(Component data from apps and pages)
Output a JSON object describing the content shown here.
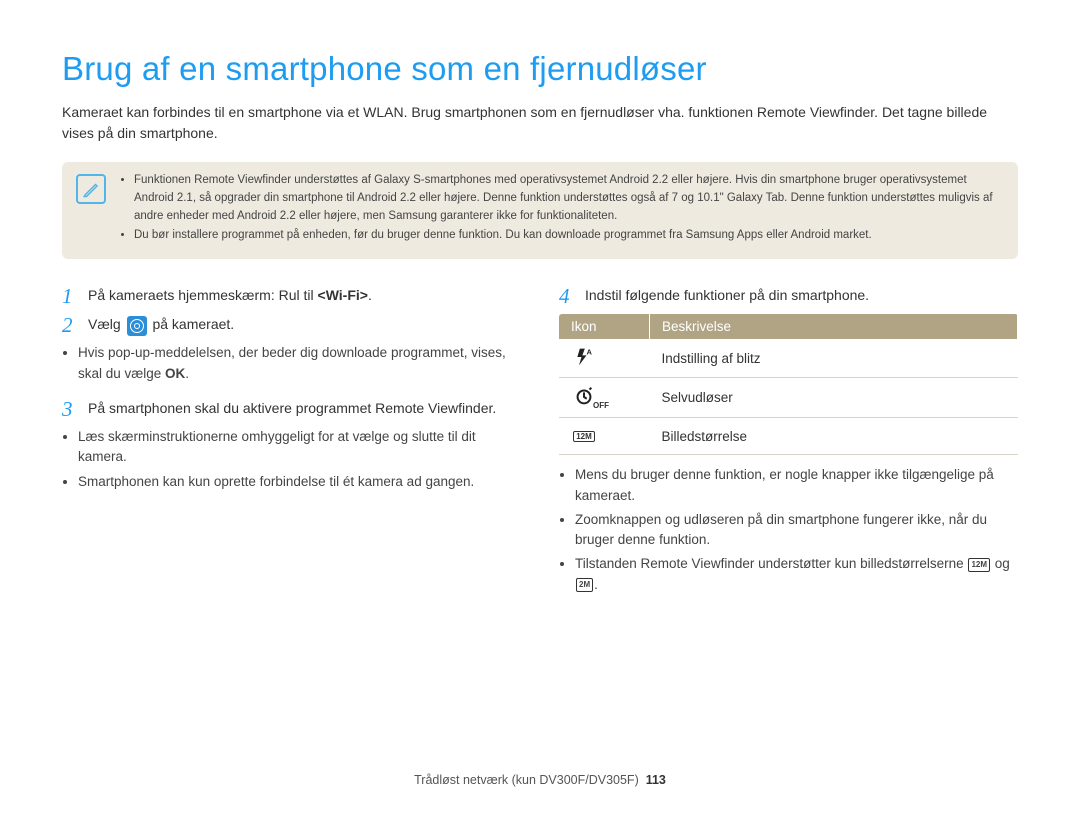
{
  "title": "Brug af en smartphone som en fjernudløser",
  "intro": "Kameraet kan forbindes til en smartphone via et WLAN. Brug smartphonen som en fjernudløser vha. funktionen Remote Viewfinder. Det tagne billede vises på din smartphone.",
  "notes": [
    "Funktionen Remote Viewfinder understøttes af Galaxy S-smartphones med operativsystemet Android 2.2 eller højere. Hvis din smartphone bruger operativsystemet Android 2.1, så opgrader din smartphone til Android 2.2 eller højere. Denne funktion understøttes også af 7 og 10.1\" Galaxy Tab. Denne funktion understøttes muligvis af andre enheder med Android 2.2 eller højere, men Samsung garanterer ikke for funktionaliteten.",
    "Du bør installere programmet på enheden, før du bruger denne funktion. Du kan downloade programmet fra Samsung Apps eller Android market."
  ],
  "left": {
    "step1": {
      "num": "1",
      "pre": "På kameraets hjemmeskærm: Rul til ",
      "bold": "<Wi-Fi>",
      "post": "."
    },
    "step2": {
      "num": "2",
      "pre": "Vælg ",
      "post": " på kameraet."
    },
    "step2_sub": {
      "pre": "Hvis pop-up-meddelelsen, der beder dig downloade programmet, vises, skal du vælge ",
      "bold": "OK",
      "post": "."
    },
    "step3": {
      "num": "3",
      "text": "På smartphonen skal du aktivere programmet Remote Viewfinder."
    },
    "step3_subs": [
      "Læs skærminstruktionerne omhyggeligt for at vælge og slutte til dit kamera.",
      "Smartphonen kan kun oprette forbindelse til ét kamera ad gangen."
    ]
  },
  "right": {
    "step4": {
      "num": "4",
      "text": "Indstil følgende funktioner på din smartphone."
    },
    "table": {
      "head_icon": "Ikon",
      "head_desc": "Beskrivelse",
      "rows": [
        {
          "icon": "flash",
          "desc": "Indstilling af blitz"
        },
        {
          "icon": "timer",
          "desc": "Selvudløser"
        },
        {
          "icon": "size12",
          "desc": "Billedstørrelse"
        }
      ]
    },
    "bullets": [
      "Mens du bruger denne funktion, er nogle knapper ikke tilgængelige på kameraet.",
      "Zoomknappen og udløseren på din smartphone fungerer ikke, når du bruger denne funktion."
    ],
    "bullet3": {
      "pre": "Tilstanden Remote Viewfinder understøtter kun billedstørrelserne ",
      "mid": " og ",
      "post": "."
    }
  },
  "footer": {
    "text": "Trådløst netværk (kun DV300F/DV305F)",
    "page": "113"
  },
  "icon_labels": {
    "size12": "12M",
    "size2": "2M"
  }
}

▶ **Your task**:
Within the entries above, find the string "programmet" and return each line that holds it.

▶ **Solution**:
    "Du bør installere programmet på enheden, før du bruger denne funktion. Du kan downloade programmet fra Samsung Apps eller Android market."
      "pre": "Hvis pop-up-meddelelsen, der beder dig downloade programmet, vises, skal du vælge ",
      "text": "På smartphonen skal du aktivere programmet Remote Viewfinder."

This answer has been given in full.